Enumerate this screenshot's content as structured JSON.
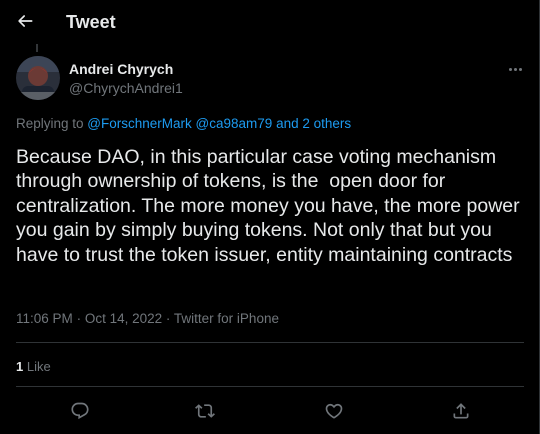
{
  "header": {
    "title": "Tweet"
  },
  "author": {
    "name": "Andrei Chyrych",
    "handle": "@ChyrychAndrei1"
  },
  "reply": {
    "prefix": "Replying to ",
    "mention1": "@ForschnerMark",
    "mention2": "@ca98am79",
    "joiner": "and",
    "others": "2 others"
  },
  "tweet": {
    "text": "Because DAO, in this particular case voting mechanism through ownership of tokens, is the  open door for centralization. The more money you have, the more power you gain by simply buying tokens. Not only that but you have to trust the token issuer, entity maintaining contracts",
    "time": "11:06 PM",
    "separator": "·",
    "date": "Oct 14, 2022",
    "source": "Twitter for iPhone"
  },
  "stats": {
    "likes_count": "1",
    "likes_label": "Like"
  },
  "actions": {
    "icons": [
      "reply-icon",
      "retweet-icon",
      "like-icon",
      "share-icon"
    ]
  },
  "colors": {
    "background": "#000000",
    "text": "#e7e9ea",
    "secondary": "#71767b",
    "accent": "#1d9bf0",
    "border": "#2f3336"
  }
}
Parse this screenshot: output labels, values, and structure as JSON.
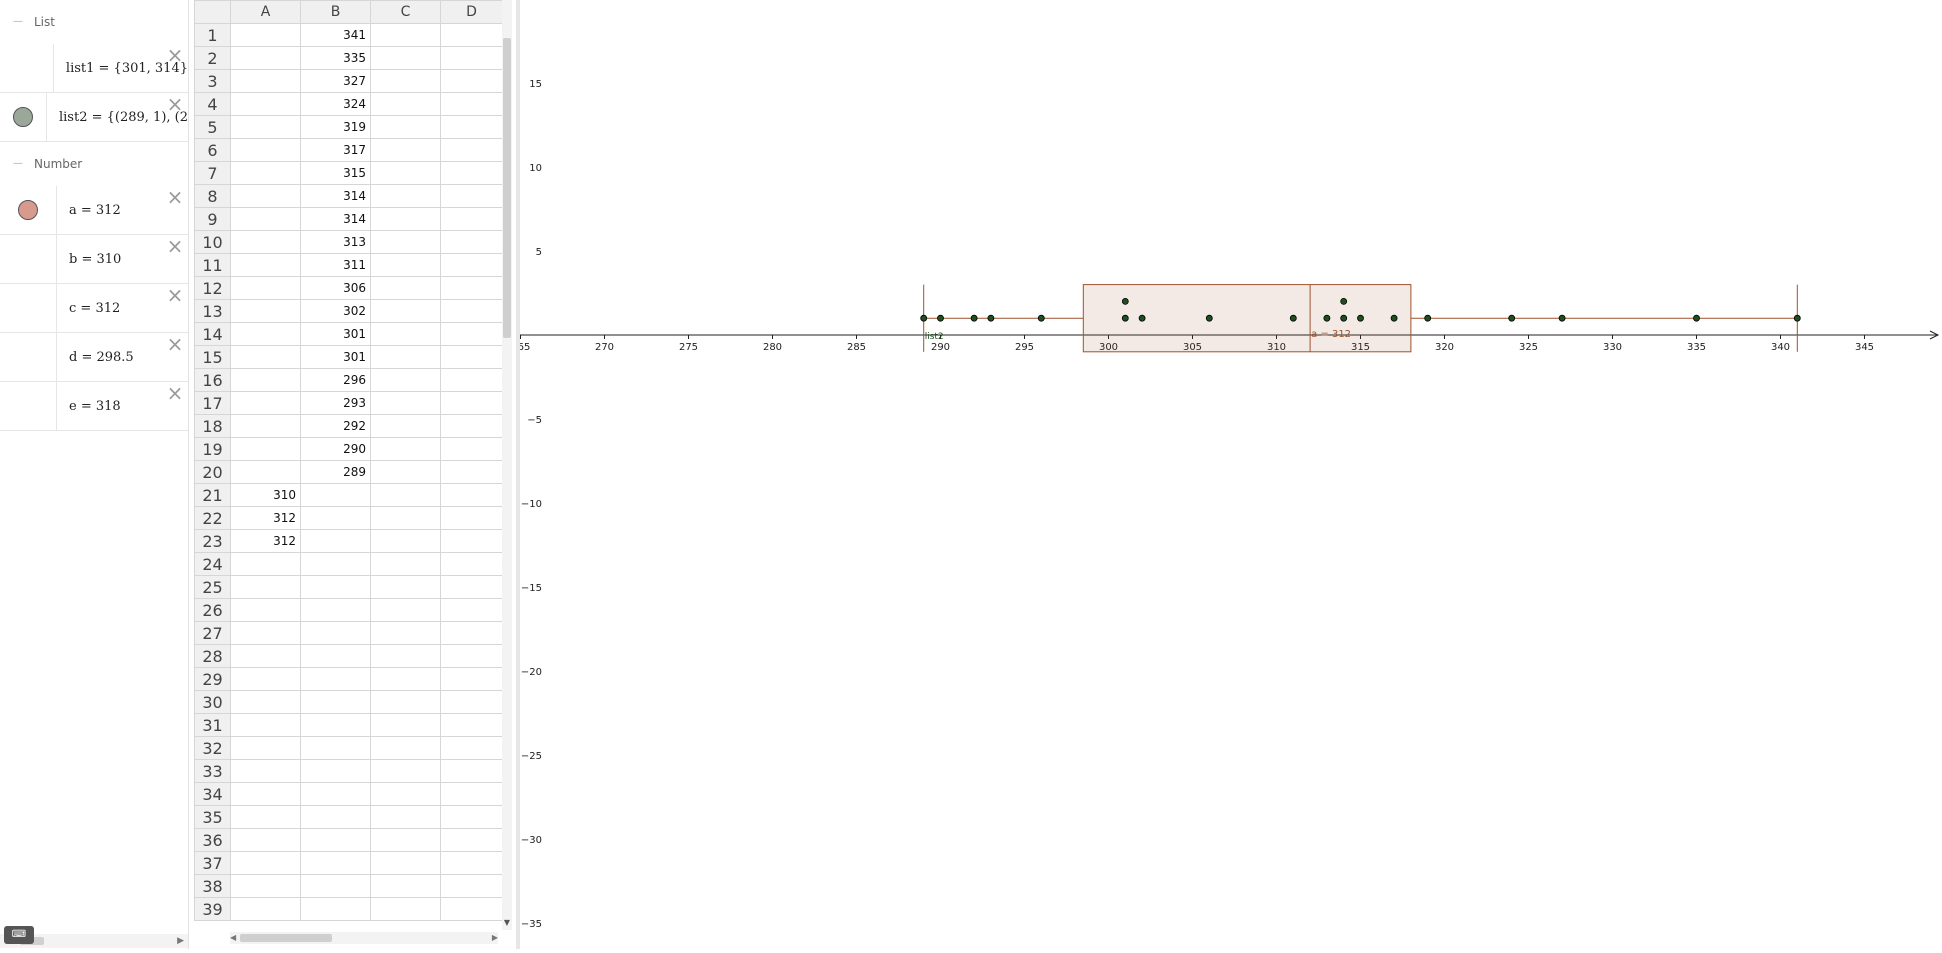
{
  "algebra": {
    "groups": [
      {
        "title": "List",
        "collapse_icon": "minus",
        "items": [
          {
            "expr": "list1 = {301, 314}",
            "color": null
          },
          {
            "expr": "list2 = {(289, 1), (2",
            "color": "#9aa89a"
          }
        ]
      },
      {
        "title": "Number",
        "collapse_icon": "minus",
        "items": [
          {
            "expr": "a = 312",
            "color": "#d79a8c"
          },
          {
            "expr": "b = 310",
            "color": null
          },
          {
            "expr": "c = 312",
            "color": null
          },
          {
            "expr": "d = 298.5",
            "color": null
          },
          {
            "expr": "e = 318",
            "color": null
          }
        ]
      }
    ],
    "keyboard_icon": "keyboard-icon"
  },
  "spreadsheet": {
    "columns": [
      "A",
      "B",
      "C",
      "D"
    ],
    "rows": [
      {
        "n": "1",
        "A": "",
        "B": "341"
      },
      {
        "n": "2",
        "A": "",
        "B": "335"
      },
      {
        "n": "3",
        "A": "",
        "B": "327"
      },
      {
        "n": "4",
        "A": "",
        "B": "324"
      },
      {
        "n": "5",
        "A": "",
        "B": "319"
      },
      {
        "n": "6",
        "A": "",
        "B": "317"
      },
      {
        "n": "7",
        "A": "",
        "B": "315"
      },
      {
        "n": "8",
        "A": "",
        "B": "314"
      },
      {
        "n": "9",
        "A": "",
        "B": "314"
      },
      {
        "n": "10",
        "A": "",
        "B": "313"
      },
      {
        "n": "11",
        "A": "",
        "B": "311"
      },
      {
        "n": "12",
        "A": "",
        "B": "306"
      },
      {
        "n": "13",
        "A": "",
        "B": "302"
      },
      {
        "n": "14",
        "A": "",
        "B": "301"
      },
      {
        "n": "15",
        "A": "",
        "B": "301"
      },
      {
        "n": "16",
        "A": "",
        "B": "296"
      },
      {
        "n": "17",
        "A": "",
        "B": "293"
      },
      {
        "n": "18",
        "A": "",
        "B": "292"
      },
      {
        "n": "19",
        "A": "",
        "B": "290"
      },
      {
        "n": "20",
        "A": "",
        "B": "289"
      },
      {
        "n": "21",
        "A": "310",
        "B": ""
      },
      {
        "n": "22",
        "A": "312",
        "B": ""
      },
      {
        "n": "23",
        "A": "312",
        "B": ""
      },
      {
        "n": "24",
        "A": "",
        "B": ""
      },
      {
        "n": "25",
        "A": "",
        "B": ""
      },
      {
        "n": "26",
        "A": "",
        "B": ""
      },
      {
        "n": "27",
        "A": "",
        "B": ""
      },
      {
        "n": "28",
        "A": "",
        "B": ""
      },
      {
        "n": "29",
        "A": "",
        "B": ""
      },
      {
        "n": "30",
        "A": "",
        "B": ""
      },
      {
        "n": "31",
        "A": "",
        "B": ""
      },
      {
        "n": "32",
        "A": "",
        "B": ""
      },
      {
        "n": "33",
        "A": "",
        "B": ""
      },
      {
        "n": "34",
        "A": "",
        "B": ""
      },
      {
        "n": "35",
        "A": "",
        "B": ""
      },
      {
        "n": "36",
        "A": "",
        "B": ""
      },
      {
        "n": "37",
        "A": "",
        "B": ""
      },
      {
        "n": "38",
        "A": "",
        "B": ""
      },
      {
        "n": "39",
        "A": "",
        "B": ""
      }
    ]
  },
  "graphics": {
    "x_ticks": [
      "65",
      "270",
      "275",
      "280",
      "285",
      "290",
      "295",
      "300",
      "305",
      "310",
      "315",
      "320",
      "325",
      "330",
      "335",
      "340",
      "345"
    ],
    "y_ticks": [
      "15",
      "10",
      "5",
      "−5",
      "−10",
      "−15",
      "−20",
      "−25",
      "−30",
      "−35"
    ],
    "point_color": "#1f4f1f",
    "box_color": "#a0522d",
    "label_a": "a = 312",
    "label_list": "list2"
  },
  "chart_data": {
    "type": "scatter",
    "title": "",
    "xlabel": "",
    "ylabel": "",
    "xlim": [
      264.5,
      349
    ],
    "ylim": [
      -37,
      20
    ],
    "grid": false,
    "points": [
      {
        "x": 289,
        "y": 1
      },
      {
        "x": 290,
        "y": 1
      },
      {
        "x": 292,
        "y": 1
      },
      {
        "x": 293,
        "y": 1
      },
      {
        "x": 296,
        "y": 1
      },
      {
        "x": 301,
        "y": 1
      },
      {
        "x": 301,
        "y": 2
      },
      {
        "x": 302,
        "y": 1
      },
      {
        "x": 306,
        "y": 1
      },
      {
        "x": 311,
        "y": 1
      },
      {
        "x": 313,
        "y": 1
      },
      {
        "x": 314,
        "y": 1
      },
      {
        "x": 314,
        "y": 2
      },
      {
        "x": 315,
        "y": 1
      },
      {
        "x": 317,
        "y": 1
      },
      {
        "x": 319,
        "y": 1
      },
      {
        "x": 324,
        "y": 1
      },
      {
        "x": 327,
        "y": 1
      },
      {
        "x": 335,
        "y": 1
      },
      {
        "x": 341,
        "y": 1
      }
    ],
    "boxplot": {
      "min": 289,
      "q1": 298.5,
      "median": 312,
      "q3": 318,
      "max": 341,
      "y_offset": 1,
      "y_scale": 2
    }
  }
}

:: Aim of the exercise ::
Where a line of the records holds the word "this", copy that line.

:: Solution ::
Enumerate this screenshot's content as structured JSON.
    "text": "Because DAO, in this particular case voting mechanism through ownership of tokens, is the  open door for centralization. The more money you have, the more power you gain by simply buying tokens. Not only that but you have to trust the token issuer, entity maintaining contracts",
Parse this screenshot: output labels, values, and structure as JSON.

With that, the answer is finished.